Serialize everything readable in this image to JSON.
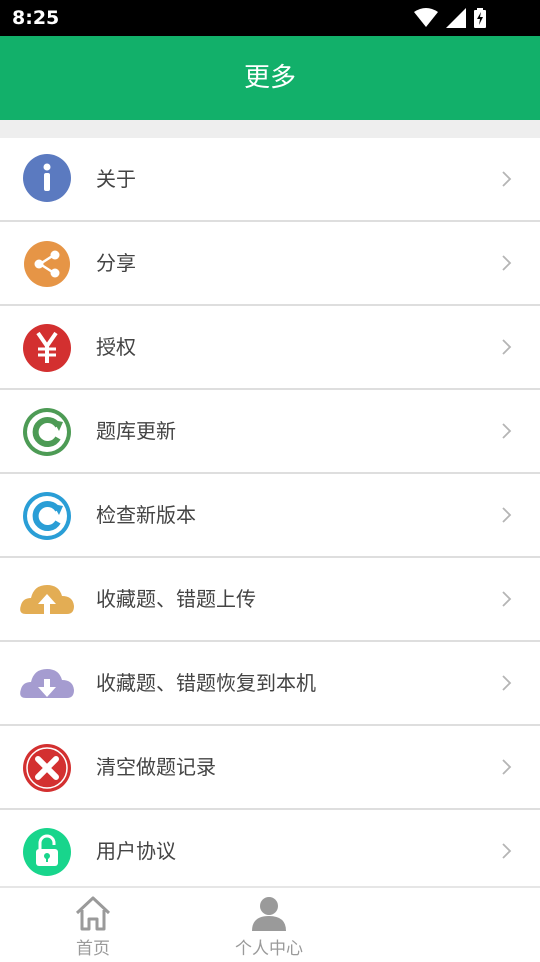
{
  "status_bar": {
    "time": "8:25"
  },
  "app_bar": {
    "title": "更多"
  },
  "menu": {
    "items": [
      {
        "label": "关于",
        "icon": "info-icon",
        "color": "#5b7ac0"
      },
      {
        "label": "分享",
        "icon": "share-icon",
        "color": "#e69546"
      },
      {
        "label": "授权",
        "icon": "yen-icon",
        "color": "#d33030"
      },
      {
        "label": "题库更新",
        "icon": "refresh-icon",
        "color": "#4d9b55"
      },
      {
        "label": "检查新版本",
        "icon": "update-icon",
        "color": "#2a9ed6"
      },
      {
        "label": "收藏题、错题上传",
        "icon": "cloud-upload-icon",
        "color": "#e3ad54"
      },
      {
        "label": "收藏题、错题恢复到本机",
        "icon": "cloud-download-icon",
        "color": "#a59cd0"
      },
      {
        "label": "清空做题记录",
        "icon": "clear-icon",
        "color": "#d33030"
      },
      {
        "label": "用户协议",
        "icon": "lock-icon",
        "color": "#18d58c"
      }
    ]
  },
  "bottom_nav": {
    "tabs": [
      {
        "label": "首页",
        "icon": "home-icon"
      },
      {
        "label": "个人中心",
        "icon": "person-icon"
      }
    ]
  },
  "colors": {
    "primary": "#12b06a",
    "divider": "#dedede",
    "text": "#444444"
  }
}
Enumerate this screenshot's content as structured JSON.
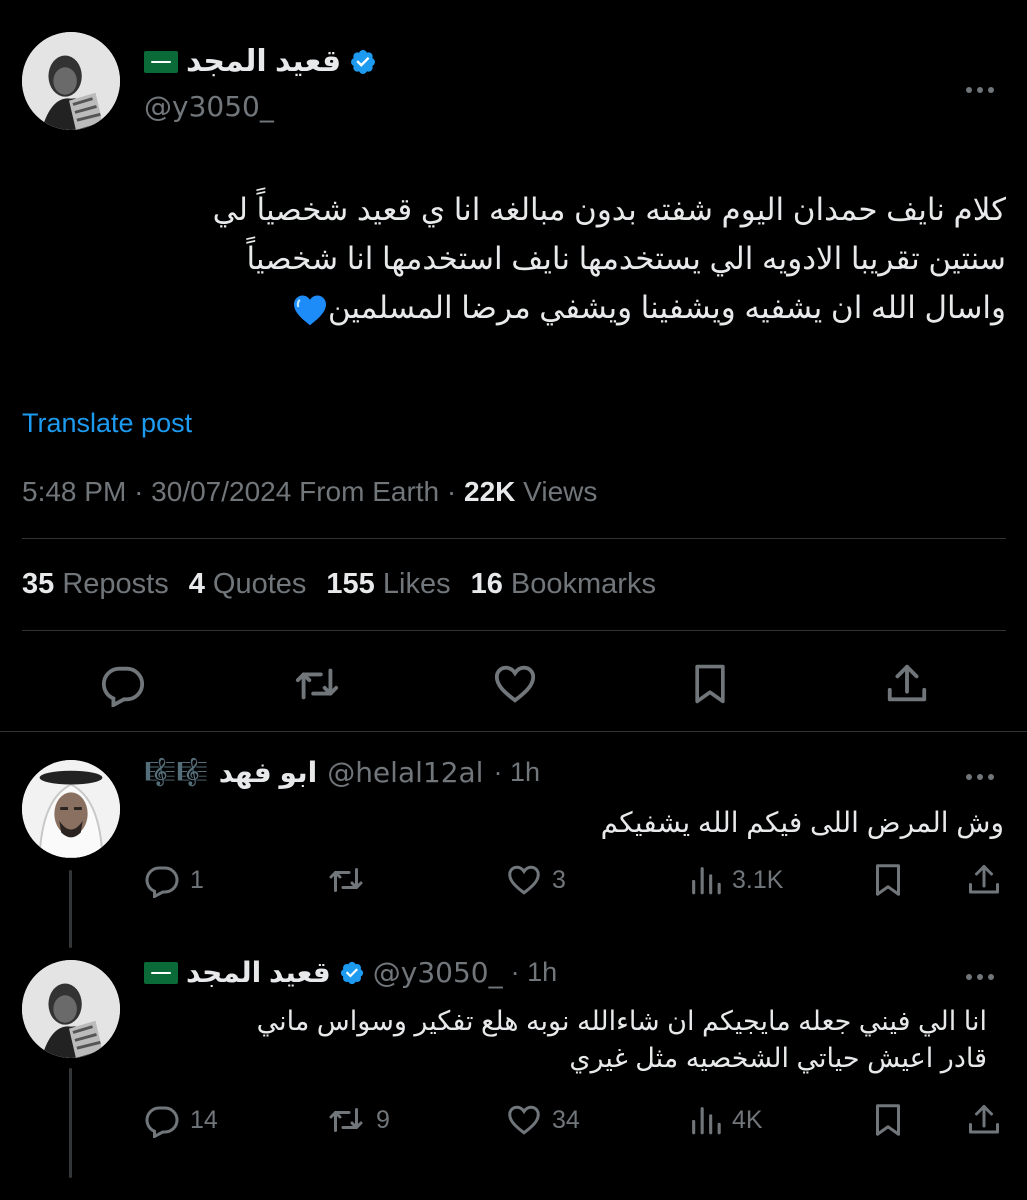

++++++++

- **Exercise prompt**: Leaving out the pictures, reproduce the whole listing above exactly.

- **Written answer**:
Serialize everything readable in this image to JSON.
{
  "status_bar": {
    "time": "8:25"
  },
  "app_bar": {
    "title": "更多"
  },
  "menu": {
    "items": [
      {
        "label": "关于",
        "icon": "info-icon",
        "color": "#5b7ac0"
      },
      {
        "label": "分享",
        "icon": "share-icon",
        "color": "#e69546"
      },
      {
        "label": "授权",
        "icon": "yen-icon",
        "color": "#d33030"
      },
      {
        "label": "题库更新",
        "icon": "refresh-icon",
        "color": "#4d9b55"
      },
      {
        "label": "检查新版本",
        "icon": "update-icon",
        "color": "#2a9ed6"
      },
      {
        "label": "收藏题、错题上传",
        "icon": "cloud-upload-icon",
        "color": "#e3ad54"
      },
      {
        "label": "收藏题、错题恢复到本机",
        "icon": "cloud-download-icon",
        "color": "#a59cd0"
      },
      {
        "label": "清空做题记录",
        "icon": "clear-icon",
        "color": "#d33030"
      },
      {
        "label": "用户协议",
        "icon": "lock-icon",
        "color": "#18d58c"
      }
    ]
  },
  "bottom_nav": {
    "tabs": [
      {
        "label": "首页",
        "icon": "home-icon"
      },
      {
        "label": "个人中心",
        "icon": "person-icon"
      }
    ]
  },
  "colors": {
    "primary": "#12b06a",
    "divider": "#dedede",
    "text": "#444444"
  }
}
Enumerate this screenshot's content as structured JSON.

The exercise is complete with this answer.